Jewish Mementos in Vas Comitatus


Most of the Jews that came to the Vas comitatus from Moravia and Lower Austria in the 17th century settled on the estate of the Batthyánys. The holy burial society, Chevra Kadisha, in Körmend was already founded in 1705. This proves that there had been Jews permanently living there. The Jewish censuses of 1735 count more than 7 families, 28 people. By 1768 their number had doubled. The Jewish community which had been founded as a branch of the Rohonc community had developed its own institutions up to the end of the 18th century. Apart from their cemetery we also know of the school and their prayer house, both often were in the same building. The traveling Jewish merchants played an important role in the large estate. They mainly traded raw leather. The landlord leased the inn and the store. After the congress of 1868-69 the community separated and the Körmend Jews followed the neological groupings which had adapted the congressional reforms. Up to World War I the Jews played a vital role in the civic transformation of the city. The still young Körmend economy developed in line with the features of the area. The steam mill Frim the cement factory Deutsch and the brick factory Rechnitzer were strong representatives of the local industry. But most business was conducted by independent merchants or artisans. There was also a fairly high number doctors, lawyers and pharmacists. They held the top positions with insurance companies and banks. The viril registries which recorded those citizens paying the highest taxes also proved the economic impact of the Jews. During these years the first worldly scientists emerged: Antal and Jakob Frimm were remedial teachers, Ede Géber was dermatologist, the first university professor of Jewish origin: Ervin Körmendi Frimm, painter, his brother Jenő, a sculptor, József Nagy, ethnographer and educator, Lipót Nemes, remedial teacher and pioneer in child welfare, Lajos Rózsa, opera singer.

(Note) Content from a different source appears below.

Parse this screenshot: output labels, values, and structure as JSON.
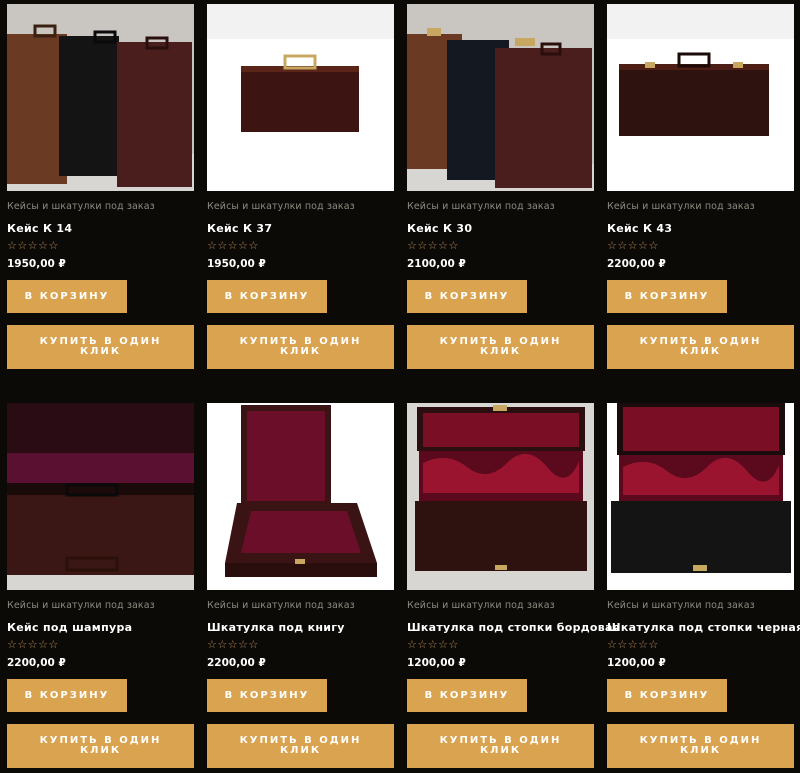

The remedial teacher Jakab Frimm was born in 1852. He first studied to become a teacher but after receiving his diploma he went abroad for an educational trip. Coming back he used his experiences to found the first “Hungarian Institute for Idiot Education and Care” in 1877 in Rákospalota, it was later moved to Buda. The institute was taken over by the state in 1890 but Frimm stayed director there until his death.

Lipót Nemes (Neu) was born in Körmend in 1886. He taught in the poor neighborhood of Angyalföld and then became a teacher at a secondary school. He was secretary of the Hungarian Society for Child Education, director of the Office for Child Welfare and the school, secretary general of the Congress for Child Welfare and worked for "Gyermek" (the child) magazine. His main educational work: A kültelki gyermek élete és jövője (Life and future of children in rural areas), Pedagógiai és gyermektanulmányi szempontok gyermekvédelmi
rendsze-rünkben (Aspects of educational theory and child education in our child welfare system). His diary was published with the title "A gyermekmentés útjai" (Ways of saving children).

The synagogue from 1865 was altered in 1888 and inaugurated in December. During World War II it was used as a military depot and then burned in March 1944.
Its former location on Dienes Lajos Street is now commemorated with a memorial plaque.

According to the last census conducted before the war the Jewish community of Körmend counted 320 people, 117 of which were taxpayers. 20-30 of them might have survived the war, the community dispersed, nowadays there are no more Jews living in Körmend. On June 20, 2004 a piece by the ceramics artist Ildikó Polgár was put up on Széchenyi Street to mark the 60th anniversary of the Holocaust. It commemorates the Jewish victims of Körmend.

by Johannes Scholem Graf & Alexandra Vogt